> _ACTIVITY_:
How many lines in the listing below hold the word "battery"? Answer with the number only.
--- START ---
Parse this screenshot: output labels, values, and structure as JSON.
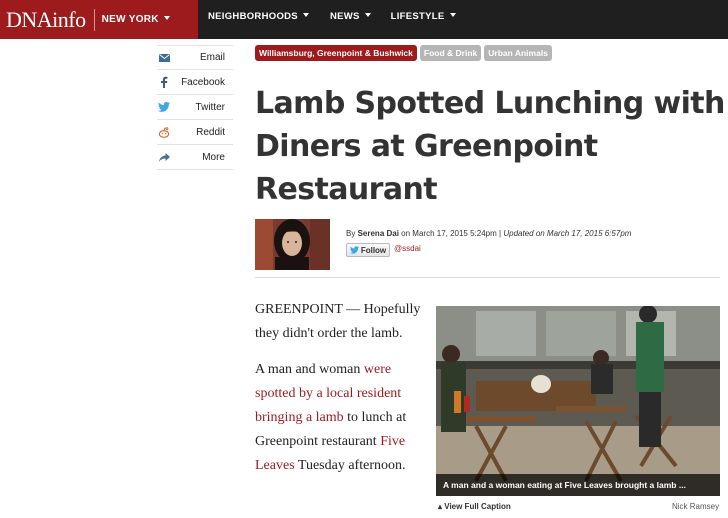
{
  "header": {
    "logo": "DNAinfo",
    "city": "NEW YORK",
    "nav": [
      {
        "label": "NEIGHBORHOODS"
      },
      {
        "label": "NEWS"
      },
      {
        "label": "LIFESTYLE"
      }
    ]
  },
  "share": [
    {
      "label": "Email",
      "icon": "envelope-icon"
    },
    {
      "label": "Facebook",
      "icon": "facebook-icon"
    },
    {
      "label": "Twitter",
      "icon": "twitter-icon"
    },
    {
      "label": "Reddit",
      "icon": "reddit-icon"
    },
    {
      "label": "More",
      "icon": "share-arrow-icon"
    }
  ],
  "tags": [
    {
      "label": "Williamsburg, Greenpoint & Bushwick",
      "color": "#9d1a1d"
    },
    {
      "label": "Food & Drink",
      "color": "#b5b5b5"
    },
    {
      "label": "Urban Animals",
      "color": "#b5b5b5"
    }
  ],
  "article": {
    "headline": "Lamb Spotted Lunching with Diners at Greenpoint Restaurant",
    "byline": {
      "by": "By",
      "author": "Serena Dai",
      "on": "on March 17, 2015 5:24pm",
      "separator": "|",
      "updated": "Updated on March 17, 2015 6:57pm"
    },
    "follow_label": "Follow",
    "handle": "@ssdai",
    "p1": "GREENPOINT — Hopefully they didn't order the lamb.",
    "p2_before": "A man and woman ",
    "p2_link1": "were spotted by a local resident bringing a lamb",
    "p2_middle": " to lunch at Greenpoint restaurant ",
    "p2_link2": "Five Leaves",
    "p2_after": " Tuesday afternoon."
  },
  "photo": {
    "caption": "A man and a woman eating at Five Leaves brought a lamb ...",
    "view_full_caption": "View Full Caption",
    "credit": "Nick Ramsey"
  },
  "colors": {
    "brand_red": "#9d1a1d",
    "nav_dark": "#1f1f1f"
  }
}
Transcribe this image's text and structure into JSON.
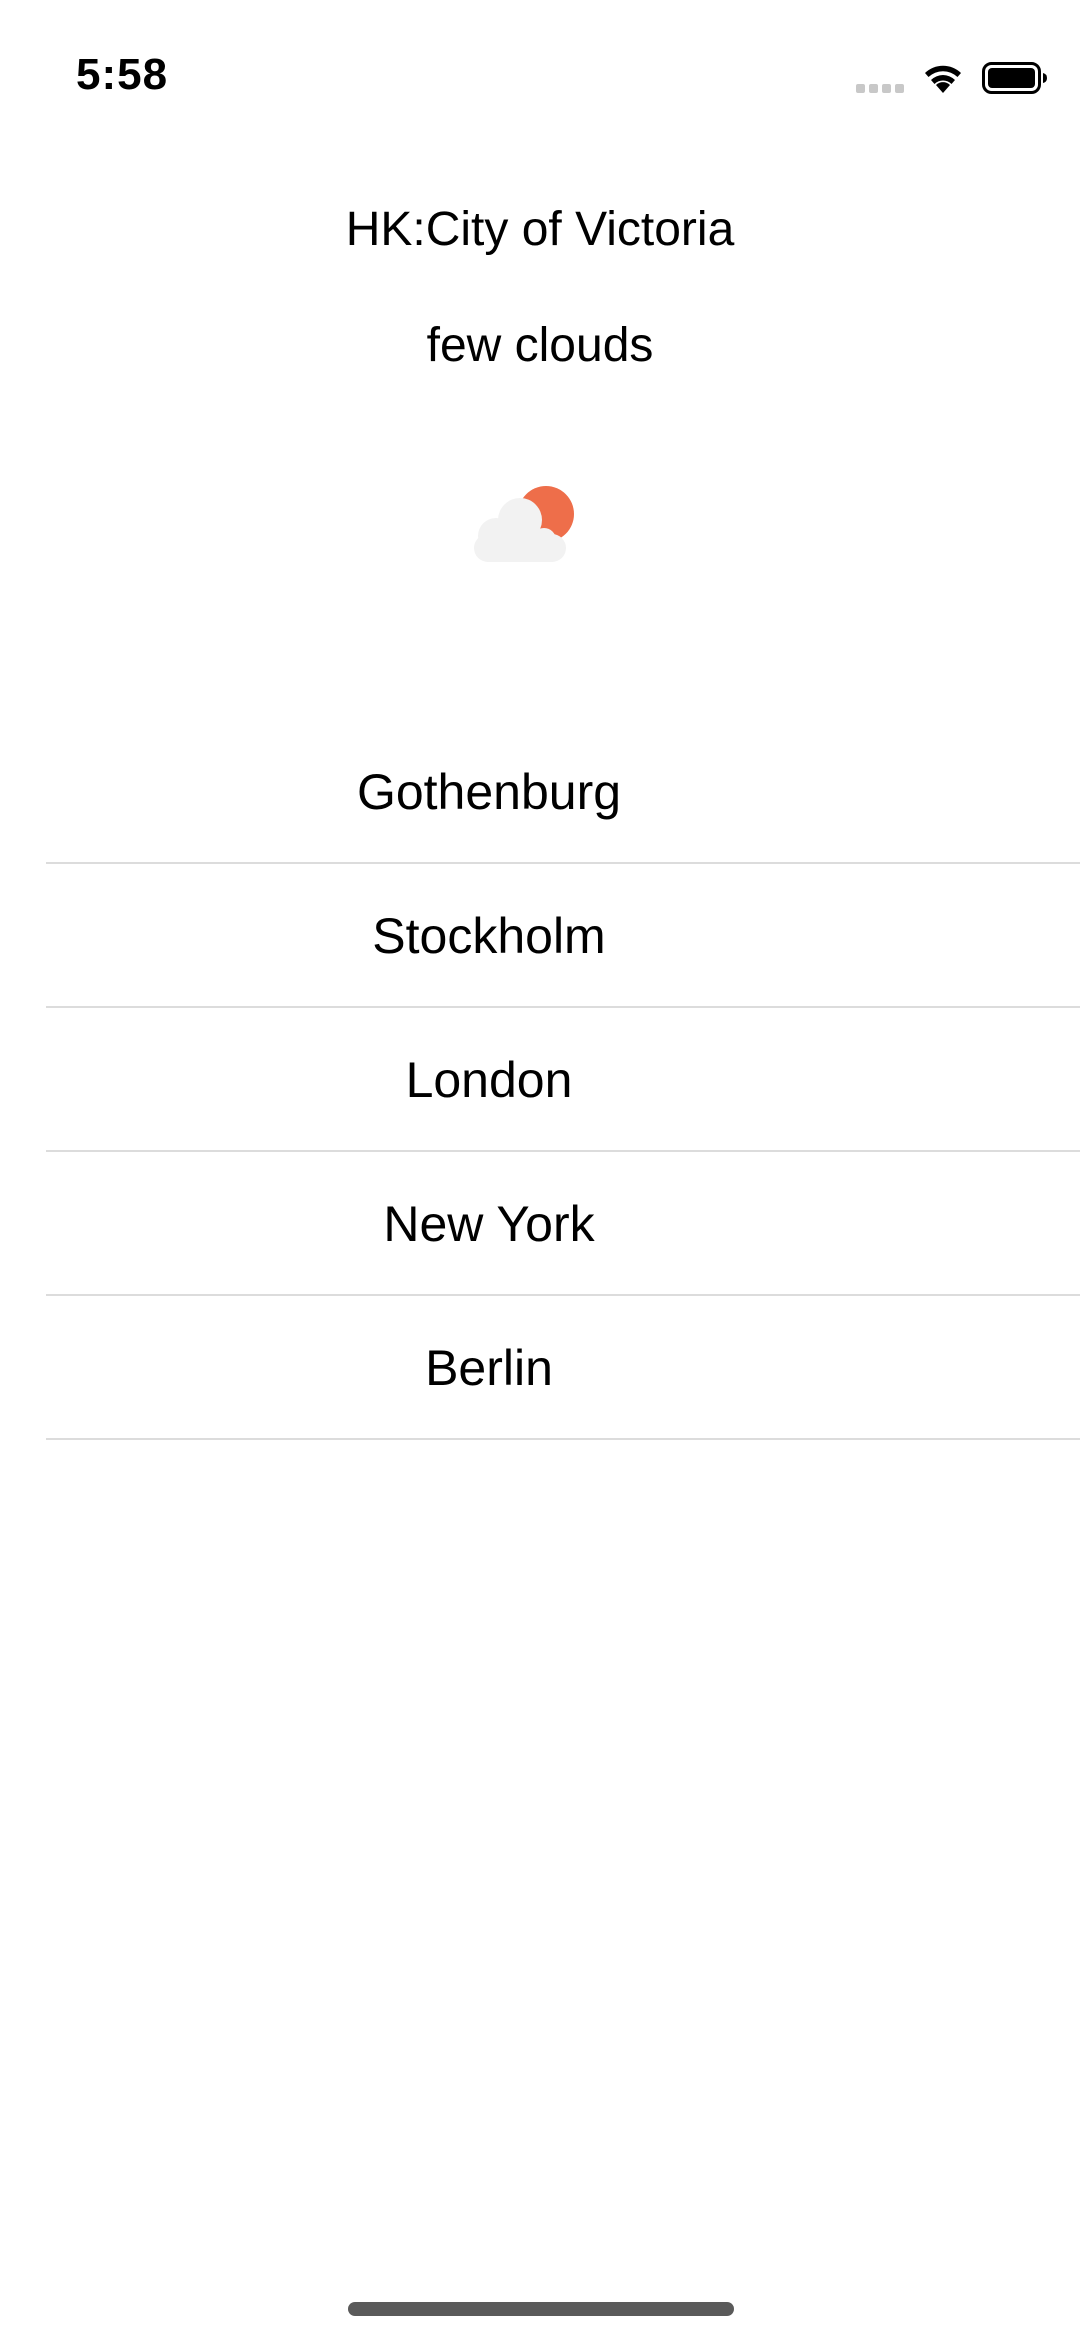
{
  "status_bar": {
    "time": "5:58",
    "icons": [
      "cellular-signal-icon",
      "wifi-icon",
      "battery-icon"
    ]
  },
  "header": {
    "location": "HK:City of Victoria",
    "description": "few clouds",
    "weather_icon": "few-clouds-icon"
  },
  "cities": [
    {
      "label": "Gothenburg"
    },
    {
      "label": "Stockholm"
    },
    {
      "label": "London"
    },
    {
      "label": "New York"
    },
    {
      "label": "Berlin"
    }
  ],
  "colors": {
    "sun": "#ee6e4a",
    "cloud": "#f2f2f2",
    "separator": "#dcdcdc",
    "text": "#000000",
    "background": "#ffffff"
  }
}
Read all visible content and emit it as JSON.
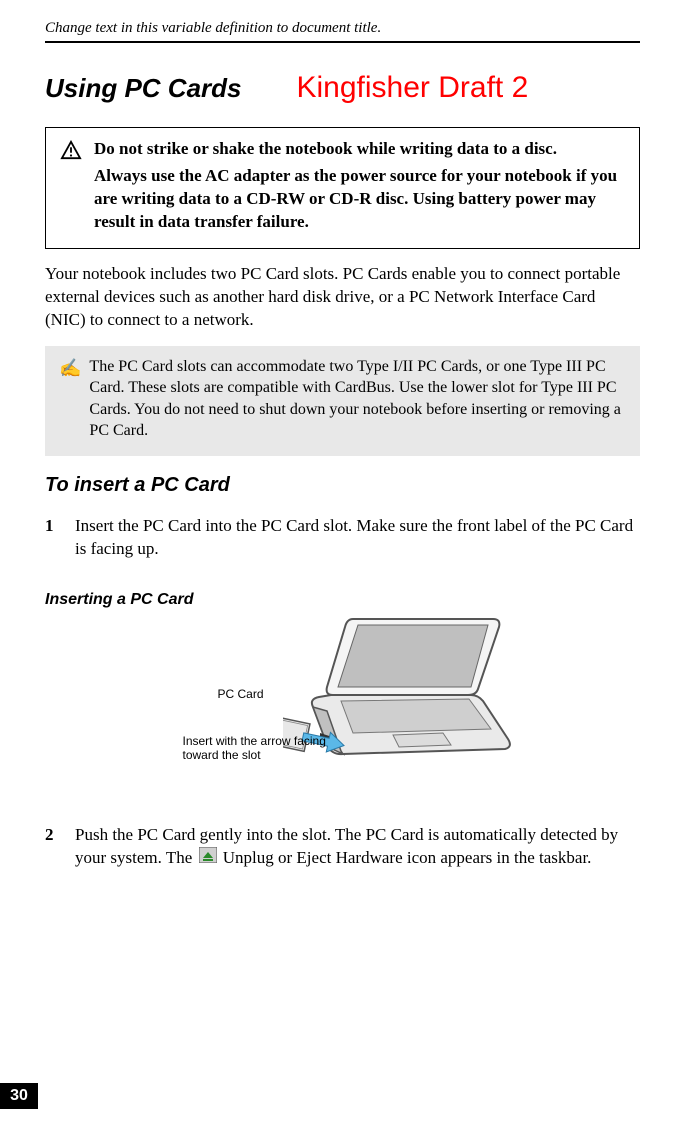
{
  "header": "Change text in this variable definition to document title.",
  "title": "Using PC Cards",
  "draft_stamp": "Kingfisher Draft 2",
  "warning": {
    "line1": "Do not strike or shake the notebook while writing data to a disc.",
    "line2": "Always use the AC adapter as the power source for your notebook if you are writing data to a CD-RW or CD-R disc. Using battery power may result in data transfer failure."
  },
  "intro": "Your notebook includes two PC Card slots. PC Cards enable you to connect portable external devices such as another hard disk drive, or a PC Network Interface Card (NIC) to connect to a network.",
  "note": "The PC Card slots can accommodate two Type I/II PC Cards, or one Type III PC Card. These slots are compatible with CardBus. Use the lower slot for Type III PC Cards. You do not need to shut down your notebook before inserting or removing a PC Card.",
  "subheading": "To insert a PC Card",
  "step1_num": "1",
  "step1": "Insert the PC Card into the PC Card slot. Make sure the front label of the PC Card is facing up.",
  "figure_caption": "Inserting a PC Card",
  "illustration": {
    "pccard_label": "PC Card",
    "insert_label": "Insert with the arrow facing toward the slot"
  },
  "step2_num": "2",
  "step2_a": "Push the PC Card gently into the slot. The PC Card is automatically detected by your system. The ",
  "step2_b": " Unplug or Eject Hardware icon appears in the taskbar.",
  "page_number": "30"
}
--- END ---
> _RESPONSE AREA_:
2